To be clear, the question posed is not ‘should health and safety professionals in these businesses receive a bonus?’ but examines how companywide health and safety performance is incentivised as part of an incentive package across the business. A fascinating question.
The book examines some fundamental challenges companies face when they have attempted to incentivise health and safety with a financial bonus. Central to this is the often, long term nature of particularly process safety failures against the often short term nature of business time horizons as demanded by the City and bonuses based on an annual basis. One solution discussed was to withhold a portion of the bonus, for the most senior individuals within a business, for a number of years and only pay this out if health and safety goals are reached over this time – however it seems unlikely this could be workable in the modern workplace.

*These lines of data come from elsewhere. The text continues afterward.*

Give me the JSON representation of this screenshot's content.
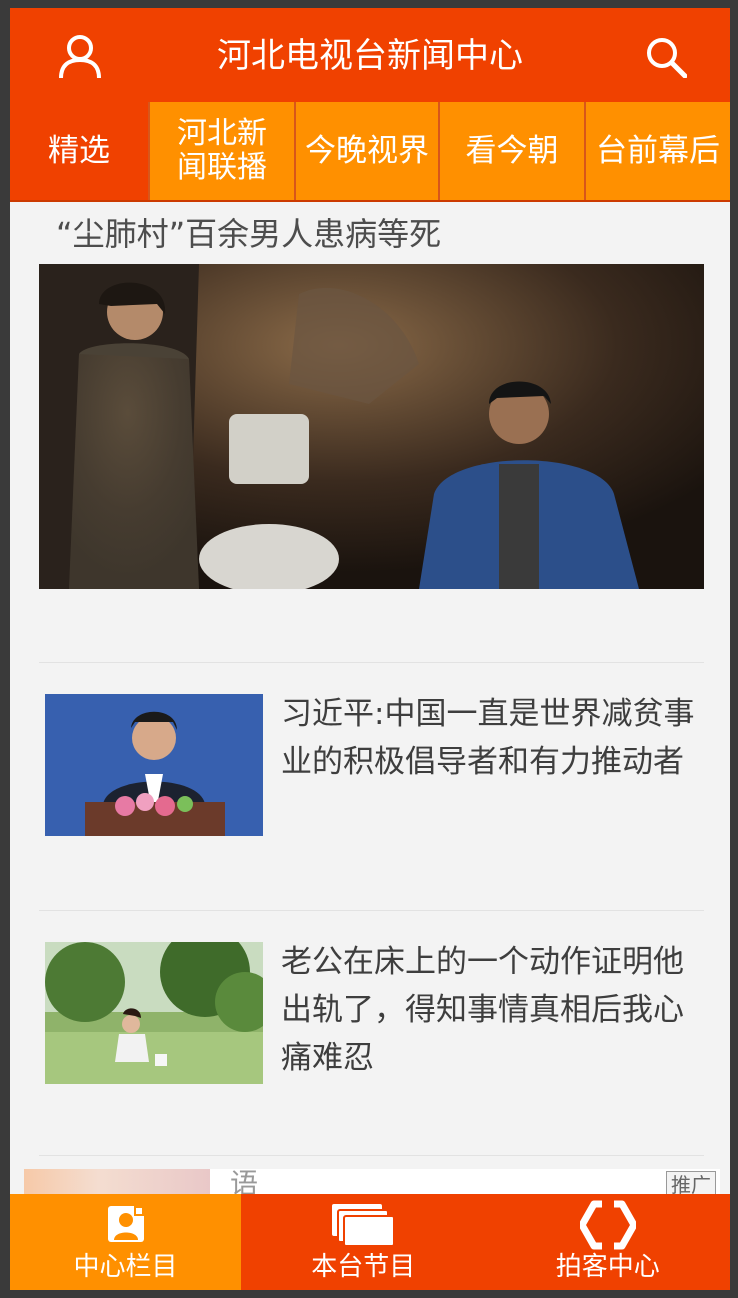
{
  "header": {
    "title": "河北电视台新闻中心",
    "bg_color": "#f04100"
  },
  "tabs": [
    {
      "label": "精选"
    },
    {
      "label": "河北新闻联播"
    },
    {
      "label": "今晚视界"
    },
    {
      "label": "看今朝"
    },
    {
      "label": "台前幕后"
    }
  ],
  "tab_bg_color": "#ff9000",
  "feature": {
    "title": "“尘肺村”百余男人患病等死",
    "title_color": "#4d4d4d",
    "image": "photo-two-people-dark-room"
  },
  "news": [
    {
      "headline": "习近平:中国一直是世界减贫事业的积极倡导者和有力推动者",
      "image": "photo-speaker-podium"
    },
    {
      "headline": "老公在床上的一个动作证明他出轨了，得知事情真相后我心痛难忍",
      "image": "photo-woman-garden"
    }
  ],
  "news_text_color": "#3e3e3e",
  "partial_item": {
    "text": "语",
    "ad_label": "推广"
  },
  "bottom_nav": [
    {
      "label": "中心栏目",
      "icon": "portrait-icon"
    },
    {
      "label": "本台节目",
      "icon": "stack-icon"
    },
    {
      "label": "拍客中心",
      "icon": "hexagon-logo-icon"
    }
  ],
  "bottom_active_color": "#ff9000",
  "background_color": "#f3f3f3"
}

The book also looks at the unintended consequences putting a bonus figure on health and safety can have. Namely, it points to evidence from the study that suggests numbers are ‘fudged’ and massaged to ensure health and safety performance sits within the bonus target range and hence bonuses paid. The book suggests that bonus targets need to have been carefully considered by organisations to try and avoid this happening, however, ultimately this is very tricky to get right.
Another element which is examined is the challenge of linking the overall performance of a large, global organisation to an individual who feels powerless to have a meaningful effect on this. This is particularly relevant for those middle management and below who are focused on the day to day operations rather than strategy. On the one hand a bonus set in this way evokes images of a whole complex organisation pulling together to achieve a common goal. However, the reality suggests otherwise and that this has little impact on an individual’s attitude towards health and safety as they feel as if they have such a small impact.
One really interesting element which came out of the study and offers some food for thought was too look at who in the business was incentivised to drive health and safety performance. One business decided to specifically focus on the bonus agreements of the finance and commercial managers of an organisation and include the health and safety element in their bonus. This was slightly unusual as in the business in question, it was typically those closer to ‘the coal face’ who had traditionally had this element as part of their bonus. The outcome saw the finance and commercial team act as intended by those setting the bonus and they indeed had a major focus on safety. This had the ripple effect throughout the business with the quote from one of the study participants summing this up –
‘One of the things I’ve learnt is that if a finance person says that safety comes first, people believe it, because their view is that finance controls the purse strings and if finance says that safety comes first then it must be true.’
Ultimately the book casts doubt over the impact on health and safety performance of many of the current bonus structures. They also stress the need for organisations to think very carefully about what they are incentivising, if anything, when putting these in place.
James Irwin is a Director at Irwin & Colton, a specialist health and safety recruitment company. Contact James on firstname.lastname@example.org or 01923 432 632.